There’s the two year old that perpetually looks like they are on the very best drugs you’ve ever taken, combined. Everything around them is blowing their fucking minds. When they step onto the deck eleven Kids Reef Play Zone, they are at the bottom of the ocean, playing alongside starfish and other aquatic life on the sea floor. They are blind to plastic seaweed, the speakers blasting “sounds” of the deep ocean, and the limits the human capacity to survive underwater. Everything is so fucking real and awesome and mind-blowingly magical. Their reaction to everything is to drop their jaw, widen their eyes and bounce up and down until they fall over from the unsteady surface below them. They shit themselves a little at the site of each character. Pluto brings a shart, Donald duck a bronzed nugget and Mickey a dipper change. The only thing that lowers them from their perpetual high is the stinging sensation they get when peeing out vestiges of exorbitantly chlorinated pool water.

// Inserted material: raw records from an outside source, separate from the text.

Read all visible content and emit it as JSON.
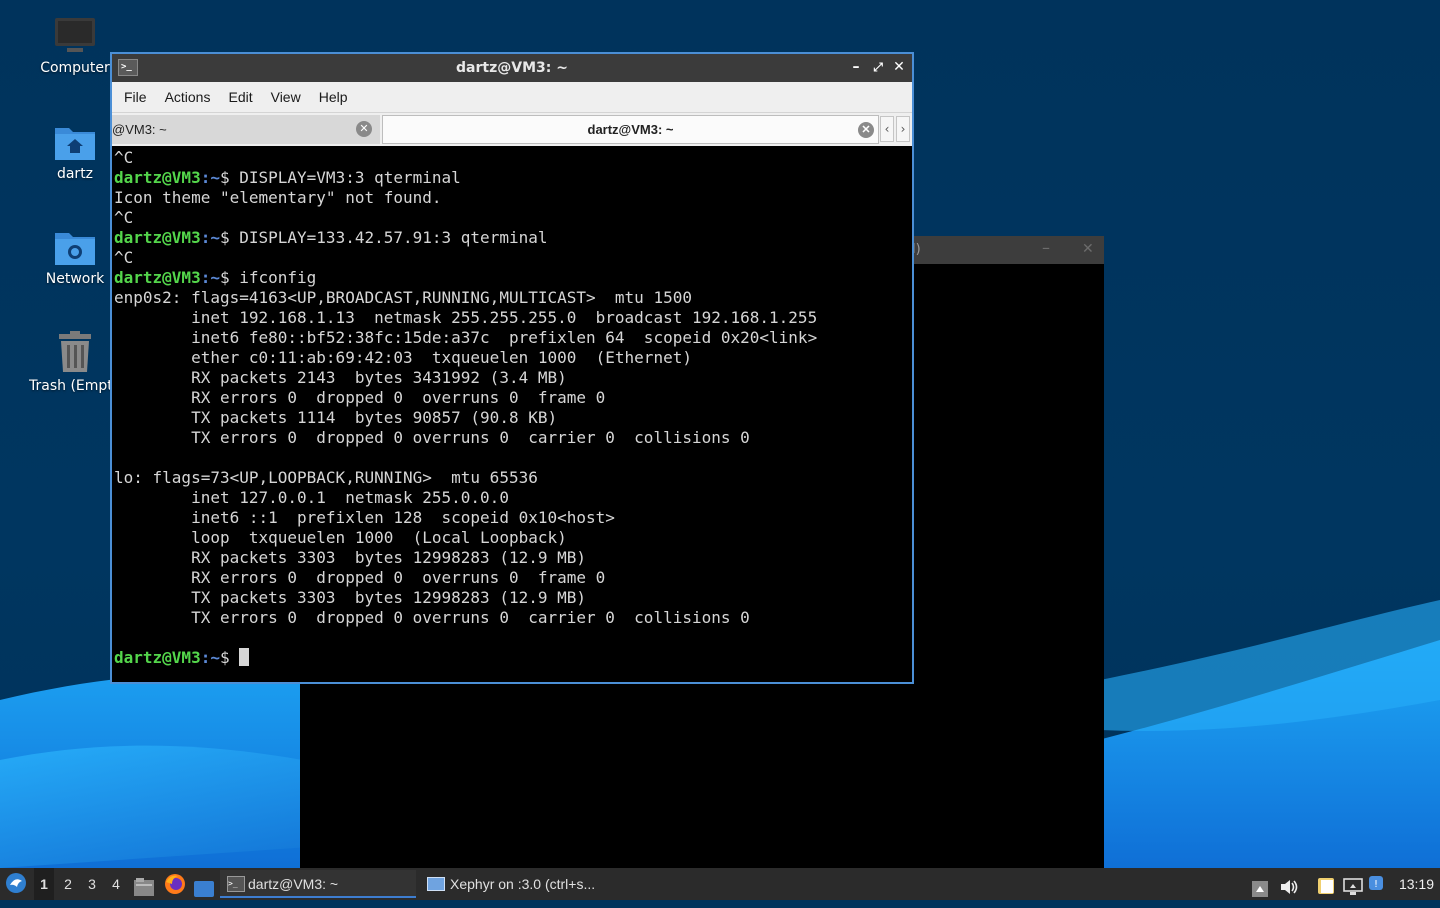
{
  "desktop": {
    "icons": [
      {
        "label": "Computer"
      },
      {
        "label": "dartz"
      },
      {
        "label": "Network"
      },
      {
        "label": "Trash (Empty)"
      }
    ]
  },
  "xephyr_window": {
    "title_fragment": "l)"
  },
  "terminal": {
    "title": "dartz@VM3: ~",
    "menu": [
      "File",
      "Actions",
      "Edit",
      "View",
      "Help"
    ],
    "tabs": [
      {
        "label": "@VM3: ~"
      },
      {
        "label": "dartz@VM3: ~"
      }
    ],
    "prompt_user": "dartz@VM3",
    "prompt_path": ":~",
    "prompt_suffix": "$ ",
    "lines": [
      {
        "type": "out",
        "text": "^C"
      },
      {
        "type": "cmd",
        "text": "DISPLAY=VM3:3 qterminal"
      },
      {
        "type": "out",
        "text": "Icon theme \"elementary\" not found."
      },
      {
        "type": "out",
        "text": "^C"
      },
      {
        "type": "cmd",
        "text": "DISPLAY=133.42.57.91:3 qterminal"
      },
      {
        "type": "out",
        "text": "^C"
      },
      {
        "type": "cmd",
        "text": "ifconfig"
      },
      {
        "type": "out",
        "text": "enp0s2: flags=4163<UP,BROADCAST,RUNNING,MULTICAST>  mtu 1500"
      },
      {
        "type": "out",
        "text": "        inet 192.168.1.13  netmask 255.255.255.0  broadcast 192.168.1.255"
      },
      {
        "type": "out",
        "text": "        inet6 fe80::bf52:38fc:15de:a37c  prefixlen 64  scopeid 0x20<link>"
      },
      {
        "type": "out",
        "text": "        ether c0:11:ab:69:42:03  txqueuelen 1000  (Ethernet)"
      },
      {
        "type": "out",
        "text": "        RX packets 2143  bytes 3431992 (3.4 MB)"
      },
      {
        "type": "out",
        "text": "        RX errors 0  dropped 0  overruns 0  frame 0"
      },
      {
        "type": "out",
        "text": "        TX packets 1114  bytes 90857 (90.8 KB)"
      },
      {
        "type": "out",
        "text": "        TX errors 0  dropped 0 overruns 0  carrier 0  collisions 0"
      },
      {
        "type": "out",
        "text": ""
      },
      {
        "type": "out",
        "text": "lo: flags=73<UP,LOOPBACK,RUNNING>  mtu 65536"
      },
      {
        "type": "out",
        "text": "        inet 127.0.0.1  netmask 255.0.0.0"
      },
      {
        "type": "out",
        "text": "        inet6 ::1  prefixlen 128  scopeid 0x10<host>"
      },
      {
        "type": "out",
        "text": "        loop  txqueuelen 1000  (Local Loopback)"
      },
      {
        "type": "out",
        "text": "        RX packets 3303  bytes 12998283 (12.9 MB)"
      },
      {
        "type": "out",
        "text": "        RX errors 0  dropped 0  overruns 0  frame 0"
      },
      {
        "type": "out",
        "text": "        TX packets 3303  bytes 12998283 (12.9 MB)"
      },
      {
        "type": "out",
        "text": "        TX errors 0  dropped 0 overruns 0  carrier 0  collisions 0"
      },
      {
        "type": "out",
        "text": ""
      },
      {
        "type": "cmd",
        "text": "",
        "cursor": true
      }
    ]
  },
  "taskbar": {
    "workspaces": [
      "1",
      "2",
      "3",
      "4"
    ],
    "active_workspace": "1",
    "tasks": [
      {
        "label": "dartz@VM3: ~",
        "active": true
      },
      {
        "label": "Xephyr on :3.0 (ctrl+s..."
      }
    ],
    "clock": "13:19"
  },
  "colors": {
    "prompt_user": "#54d64b",
    "prompt_dir": "#5c8ad8",
    "window_border": "#4b8fd6",
    "wallpaper": "#00335c"
  }
}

It’s a weird bunch. Definitely no likeminded folk on board who would enjoy comparing reflections on the role of media in socializing our children while sharing a mickey waffle.
I shouldn’t pretend be such an awe-struck outsider however. For, upon boarding the ship, I was reminded that I had, in fact, been on a Disney cruise once before. I was six with my dad and I don’t remember much and had honestly not thought about that trip while preparing myself for this one. But surely enough, as we entered the ship, an enthusiastic Ken-ish looking man with an exotic accent, barked in a microphone for all to hear, “Welcome, Cataway Club members, the Griswold-Yosha’s!” Then, a lobby full of clapping “cast members” with that familiar fake-it-til’-you-make-it attitude I recognize from my camp counseling days hands us an assortment of “gifts,” bestowed on us (me really) for being returning cruisers.
I carried my Castaway Club tote the whole week.